Bird Group February meeting.
The group got together at Dana Jonak’s home on Wednesday, the 11th, to discuss a couple of ‘Little Brown Jobs’, the Grasshopper Sparrow and Henslow’s Sparrow, both members of the Ammodramus family. These are both birds which are difficult to spot in the wild, except in mating season when they may sing from perches on tall grass or shrubs.
The Grasshopper Sparrow (Ammodramus savannarum) is a common and widespread glassland species. Its total numbers have declined radically over the past 50 years (along with habitat), but it is still a species of least concern. In Ontario it can mostly be found in isolated pockets S of the shield. (The Carden Alvar in Spring is a good spot.) There are large number of localized subspecies. The Northern residents migrate to the Southern US in the Winter.
It eats variety of insects in the Summer, mostly seeds in Winter. It does like grasshoppers, and is known for shaking a grasshopper until the legs fly off, before eating it.
It has a buffy face and breast, with a large conical bill and flat head. It is a short, plum; bird with a sparsely feathered short, natter tail. Except for the dark eyes, the face pattern appears to blend into cryptic uniformity; its fray back with red collar is usually evident. The juveniles are striped on the lower parts, and are easily confused with Henslow’s Sparrow adults. Generally detected by song in Spring, which song is a flat ‘chip-buzzzzzzz’.
Henslow’s Sparrow (Ammodramus henslowii) was named by Audobon in honour of his friend John Stevens Henslow (who was a teacher of Charles Darwin). Its total numbers have declined markedly, and it is now found in isolated pockets of suitable habitat (esp. tall grass prairie) in a narrow band running from the mid-West across below the Great Lakes to New England. In Winter it migrates to a similar band acoss the SE US. In Ontario no breeding pairs were found in the second Atlas, and only about 50 pairs in the first Atlas. It can be found in areas with Grasshopper and Savannah Sparrows. In breeding season it can best be found when perched on a grassy stem or shrub to sing. It’s song is a cryptic two-syllable ‘ts-ipp’.

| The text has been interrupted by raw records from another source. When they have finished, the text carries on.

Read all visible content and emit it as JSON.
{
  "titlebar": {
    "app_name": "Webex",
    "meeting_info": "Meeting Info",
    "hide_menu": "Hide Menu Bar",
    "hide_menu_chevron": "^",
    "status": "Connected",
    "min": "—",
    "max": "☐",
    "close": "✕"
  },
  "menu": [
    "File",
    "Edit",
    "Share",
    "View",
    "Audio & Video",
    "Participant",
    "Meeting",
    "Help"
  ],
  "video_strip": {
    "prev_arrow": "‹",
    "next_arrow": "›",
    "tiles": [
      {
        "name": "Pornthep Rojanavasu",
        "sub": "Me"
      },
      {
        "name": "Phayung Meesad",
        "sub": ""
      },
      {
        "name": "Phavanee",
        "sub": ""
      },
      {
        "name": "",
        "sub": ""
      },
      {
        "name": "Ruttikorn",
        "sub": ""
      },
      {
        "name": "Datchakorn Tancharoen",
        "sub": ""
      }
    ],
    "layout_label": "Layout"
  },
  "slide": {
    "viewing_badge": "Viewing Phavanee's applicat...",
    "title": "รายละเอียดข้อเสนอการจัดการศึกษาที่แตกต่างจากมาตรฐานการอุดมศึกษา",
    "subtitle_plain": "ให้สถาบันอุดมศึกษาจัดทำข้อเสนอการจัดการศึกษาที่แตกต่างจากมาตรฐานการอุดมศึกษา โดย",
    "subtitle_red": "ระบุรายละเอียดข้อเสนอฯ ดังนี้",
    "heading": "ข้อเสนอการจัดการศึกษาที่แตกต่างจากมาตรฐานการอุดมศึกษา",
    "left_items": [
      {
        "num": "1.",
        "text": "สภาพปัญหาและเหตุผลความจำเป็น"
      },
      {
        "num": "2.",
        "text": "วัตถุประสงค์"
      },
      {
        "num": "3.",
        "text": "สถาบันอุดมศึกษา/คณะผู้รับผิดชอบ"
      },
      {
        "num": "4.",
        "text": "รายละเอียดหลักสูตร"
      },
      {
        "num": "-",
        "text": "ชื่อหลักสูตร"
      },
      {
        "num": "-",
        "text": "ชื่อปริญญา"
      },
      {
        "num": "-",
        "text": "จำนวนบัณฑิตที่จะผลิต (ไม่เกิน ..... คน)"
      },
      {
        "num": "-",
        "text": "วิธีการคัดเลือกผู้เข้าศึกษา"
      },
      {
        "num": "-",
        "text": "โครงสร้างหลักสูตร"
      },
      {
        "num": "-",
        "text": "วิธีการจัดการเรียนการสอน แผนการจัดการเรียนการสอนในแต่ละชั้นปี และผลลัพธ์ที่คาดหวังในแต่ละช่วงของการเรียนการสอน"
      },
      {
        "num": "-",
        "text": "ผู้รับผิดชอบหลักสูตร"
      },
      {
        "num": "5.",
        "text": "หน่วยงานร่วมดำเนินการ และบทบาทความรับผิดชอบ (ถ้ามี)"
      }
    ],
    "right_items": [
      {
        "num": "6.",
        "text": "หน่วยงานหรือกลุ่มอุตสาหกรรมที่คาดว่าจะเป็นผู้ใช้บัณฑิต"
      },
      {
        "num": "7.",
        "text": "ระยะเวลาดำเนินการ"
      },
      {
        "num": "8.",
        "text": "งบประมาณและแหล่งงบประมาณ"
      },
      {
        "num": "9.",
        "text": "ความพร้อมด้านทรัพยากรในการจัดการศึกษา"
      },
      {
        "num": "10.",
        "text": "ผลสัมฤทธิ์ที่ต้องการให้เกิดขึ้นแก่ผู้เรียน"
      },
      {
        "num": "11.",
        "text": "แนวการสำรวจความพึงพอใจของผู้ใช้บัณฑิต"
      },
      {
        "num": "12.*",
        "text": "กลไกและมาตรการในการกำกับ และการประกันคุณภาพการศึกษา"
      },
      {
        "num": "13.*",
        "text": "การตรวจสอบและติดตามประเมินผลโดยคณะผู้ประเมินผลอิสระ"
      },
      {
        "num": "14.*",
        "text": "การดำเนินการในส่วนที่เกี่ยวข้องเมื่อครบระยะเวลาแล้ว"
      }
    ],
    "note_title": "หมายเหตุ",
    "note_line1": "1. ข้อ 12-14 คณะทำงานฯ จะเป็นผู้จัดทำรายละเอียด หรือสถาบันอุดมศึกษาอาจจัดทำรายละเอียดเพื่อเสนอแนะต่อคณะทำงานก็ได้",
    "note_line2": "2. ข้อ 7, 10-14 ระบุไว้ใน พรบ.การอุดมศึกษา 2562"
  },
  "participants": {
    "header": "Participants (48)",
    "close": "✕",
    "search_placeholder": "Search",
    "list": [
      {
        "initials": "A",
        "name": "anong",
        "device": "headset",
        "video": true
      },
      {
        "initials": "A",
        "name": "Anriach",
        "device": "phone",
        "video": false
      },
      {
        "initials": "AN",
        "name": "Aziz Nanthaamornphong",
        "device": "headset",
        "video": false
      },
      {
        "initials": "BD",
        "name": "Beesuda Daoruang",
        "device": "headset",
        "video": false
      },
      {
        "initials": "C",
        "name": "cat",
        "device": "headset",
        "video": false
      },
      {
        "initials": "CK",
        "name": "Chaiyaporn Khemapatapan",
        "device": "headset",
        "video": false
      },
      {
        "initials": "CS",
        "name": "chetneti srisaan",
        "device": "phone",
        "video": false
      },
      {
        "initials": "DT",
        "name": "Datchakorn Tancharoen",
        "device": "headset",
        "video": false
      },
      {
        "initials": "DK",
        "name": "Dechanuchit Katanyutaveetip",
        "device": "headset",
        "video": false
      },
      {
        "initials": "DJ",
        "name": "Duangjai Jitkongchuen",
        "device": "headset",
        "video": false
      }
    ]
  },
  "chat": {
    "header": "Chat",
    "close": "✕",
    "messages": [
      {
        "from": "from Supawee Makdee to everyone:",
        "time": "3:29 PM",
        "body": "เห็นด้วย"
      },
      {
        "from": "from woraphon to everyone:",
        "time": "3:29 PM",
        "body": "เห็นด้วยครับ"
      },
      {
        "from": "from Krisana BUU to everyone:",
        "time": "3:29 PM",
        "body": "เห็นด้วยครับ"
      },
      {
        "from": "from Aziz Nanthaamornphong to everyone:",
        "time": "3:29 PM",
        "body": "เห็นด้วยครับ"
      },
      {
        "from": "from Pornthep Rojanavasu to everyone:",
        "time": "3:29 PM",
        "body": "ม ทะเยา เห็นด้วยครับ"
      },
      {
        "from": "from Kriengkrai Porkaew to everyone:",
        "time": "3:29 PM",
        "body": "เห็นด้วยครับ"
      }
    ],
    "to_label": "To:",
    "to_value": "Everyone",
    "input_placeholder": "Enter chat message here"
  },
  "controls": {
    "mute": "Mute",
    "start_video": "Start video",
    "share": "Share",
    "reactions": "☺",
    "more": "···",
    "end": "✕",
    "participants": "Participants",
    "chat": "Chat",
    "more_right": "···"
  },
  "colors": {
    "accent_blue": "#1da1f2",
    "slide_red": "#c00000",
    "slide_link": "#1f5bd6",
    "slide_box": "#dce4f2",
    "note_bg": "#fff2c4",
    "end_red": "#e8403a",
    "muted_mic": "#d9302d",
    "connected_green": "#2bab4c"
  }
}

In appearance it is similarly shaped to Grasshopper’s, but with a streaky chest and flanks, a variably greenish/olive head, and a reddish neck and body. an even heavier, bulbous bill, and a tail which appears shorter than Grasshopper’s in flight. Usually it just skulks along the ground rather than taking flight when disturbed. The facial pattern and pinkish bill do show up.